- Tapukai Park in Cairns, Australia is a cultural rainforest setting that enables guests to immerse themselves in traditional Tjapukai culture with authentic music, dance, and indigenous storytelling. This is the world’s oldest living culture brought to life in an architectural environment which coalesces biodiversity and ancestral culture. The Park has injected in excess of $35 million to the local indigenous community in wages, royalties, and through the purchase and commissioning of art and artifacts.
Embracing Indigenous Peoples Strengthens Urban Biodiversity for Everybody
When we listen to indigenous peoples, we gain insights into new ways of knowing our contemporary worlds, especially our urban spaces. Indigenous people often possess the richest customary knowledge but have the least formal education. They also have limited bargaining power in our urban-industrial society. As indigenous knowledge fades with each generation, ethnobiologists and anthropologists play an essential role in preventing this loss, with multiple goals. We have an opportunity to engage indigenous peoples; respect and realize the rights to their territories, culture, and spirituality; enhance their environment and development; and satisfy their aspirations contained in the United Nations Declaration on the Rights of Indigenous Peoples. According to the UN:

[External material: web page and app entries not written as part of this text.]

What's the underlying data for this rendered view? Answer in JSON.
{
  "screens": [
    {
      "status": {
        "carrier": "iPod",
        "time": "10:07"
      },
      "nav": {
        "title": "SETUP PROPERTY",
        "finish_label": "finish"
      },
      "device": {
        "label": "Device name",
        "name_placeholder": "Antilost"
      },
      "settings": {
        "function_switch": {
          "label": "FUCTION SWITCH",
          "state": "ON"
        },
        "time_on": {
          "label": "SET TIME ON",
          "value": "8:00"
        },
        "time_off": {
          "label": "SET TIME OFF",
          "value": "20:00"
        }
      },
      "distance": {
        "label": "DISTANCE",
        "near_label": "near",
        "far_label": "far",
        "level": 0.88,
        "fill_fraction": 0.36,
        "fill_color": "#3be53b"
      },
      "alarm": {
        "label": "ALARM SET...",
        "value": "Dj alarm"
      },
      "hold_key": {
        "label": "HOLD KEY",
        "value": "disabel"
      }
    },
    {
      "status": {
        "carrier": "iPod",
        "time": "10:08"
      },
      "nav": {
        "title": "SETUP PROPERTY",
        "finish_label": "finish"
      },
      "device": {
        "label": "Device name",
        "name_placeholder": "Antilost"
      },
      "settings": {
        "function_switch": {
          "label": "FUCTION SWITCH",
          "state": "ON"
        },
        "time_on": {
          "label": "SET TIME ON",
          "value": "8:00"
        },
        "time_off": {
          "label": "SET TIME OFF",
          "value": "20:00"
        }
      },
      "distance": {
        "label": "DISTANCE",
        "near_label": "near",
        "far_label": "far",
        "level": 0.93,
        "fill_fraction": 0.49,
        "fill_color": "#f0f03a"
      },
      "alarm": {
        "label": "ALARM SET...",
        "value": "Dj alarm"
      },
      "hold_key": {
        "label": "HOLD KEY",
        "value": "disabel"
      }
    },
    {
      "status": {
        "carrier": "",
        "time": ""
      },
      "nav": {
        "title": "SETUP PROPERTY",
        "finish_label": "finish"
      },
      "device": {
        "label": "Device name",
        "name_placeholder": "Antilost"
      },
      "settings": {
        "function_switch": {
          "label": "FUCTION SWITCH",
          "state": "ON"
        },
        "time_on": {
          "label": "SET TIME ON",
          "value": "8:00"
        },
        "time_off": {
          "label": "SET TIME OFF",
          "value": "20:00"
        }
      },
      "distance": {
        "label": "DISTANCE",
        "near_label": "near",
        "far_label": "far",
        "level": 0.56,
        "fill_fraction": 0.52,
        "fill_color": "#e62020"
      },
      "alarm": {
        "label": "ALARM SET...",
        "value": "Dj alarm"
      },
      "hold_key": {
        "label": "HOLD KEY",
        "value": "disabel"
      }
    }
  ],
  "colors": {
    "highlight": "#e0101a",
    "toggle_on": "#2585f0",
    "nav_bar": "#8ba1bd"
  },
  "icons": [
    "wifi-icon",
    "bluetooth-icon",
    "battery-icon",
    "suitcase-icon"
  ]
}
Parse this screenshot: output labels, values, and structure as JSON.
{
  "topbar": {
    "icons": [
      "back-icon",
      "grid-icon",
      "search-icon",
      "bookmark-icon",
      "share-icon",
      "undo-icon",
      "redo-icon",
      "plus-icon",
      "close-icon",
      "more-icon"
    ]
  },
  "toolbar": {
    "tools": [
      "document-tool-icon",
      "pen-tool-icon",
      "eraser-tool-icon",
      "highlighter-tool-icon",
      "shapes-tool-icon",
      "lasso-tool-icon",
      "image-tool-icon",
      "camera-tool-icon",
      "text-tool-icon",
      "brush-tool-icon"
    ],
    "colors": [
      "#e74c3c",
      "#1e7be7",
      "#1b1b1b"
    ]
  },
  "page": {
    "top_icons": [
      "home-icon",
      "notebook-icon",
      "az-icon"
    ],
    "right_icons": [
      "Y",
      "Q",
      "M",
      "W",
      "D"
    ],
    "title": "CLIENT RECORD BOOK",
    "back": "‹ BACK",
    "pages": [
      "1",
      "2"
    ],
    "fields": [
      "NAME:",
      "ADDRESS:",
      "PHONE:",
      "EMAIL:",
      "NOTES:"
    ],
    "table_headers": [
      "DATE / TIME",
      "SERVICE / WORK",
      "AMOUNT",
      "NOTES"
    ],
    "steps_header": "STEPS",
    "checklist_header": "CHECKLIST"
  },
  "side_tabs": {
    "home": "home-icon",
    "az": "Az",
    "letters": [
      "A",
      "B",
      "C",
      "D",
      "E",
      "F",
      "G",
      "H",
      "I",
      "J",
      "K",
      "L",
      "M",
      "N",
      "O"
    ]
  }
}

“Indigenous peoples have the right to maintain and strengthen their distinct political, legal, economic, social, and cultural institutions, while retaining their right to participate fully, if they so choose, in the political, economic, social, and cultural life of the State.”
Organizations like UN-Habitat have advocated for indigenous communication about and participation in urban migration, housing, traditional building knowledge, and the construction industry. So, too, with almost 20 years experience in working with indigenous people to secure and protect their land and resource rights, has the organization Cultural Survival. A pressing goal of theirs is to design and implement an intellectual property rights project for indigenous peoples. And the prevailing trend to discontinue Columbus Day commemorations in favor of Indigenous Peoples Day, as reported on Ecoprenteurist, infuses respect and new cultural knowledge to our society.
Urbanization of indigenous peoples does not necessarily mean only loss. New medicines, insecticides, sustainable architecture, and other byproducts may emerge. We can reexamine landscapes and seascapes as part of a contemporary urban fabric with the guidance of indigenous peoples.
Photo credit: jurvetson via Foter.com / CC BY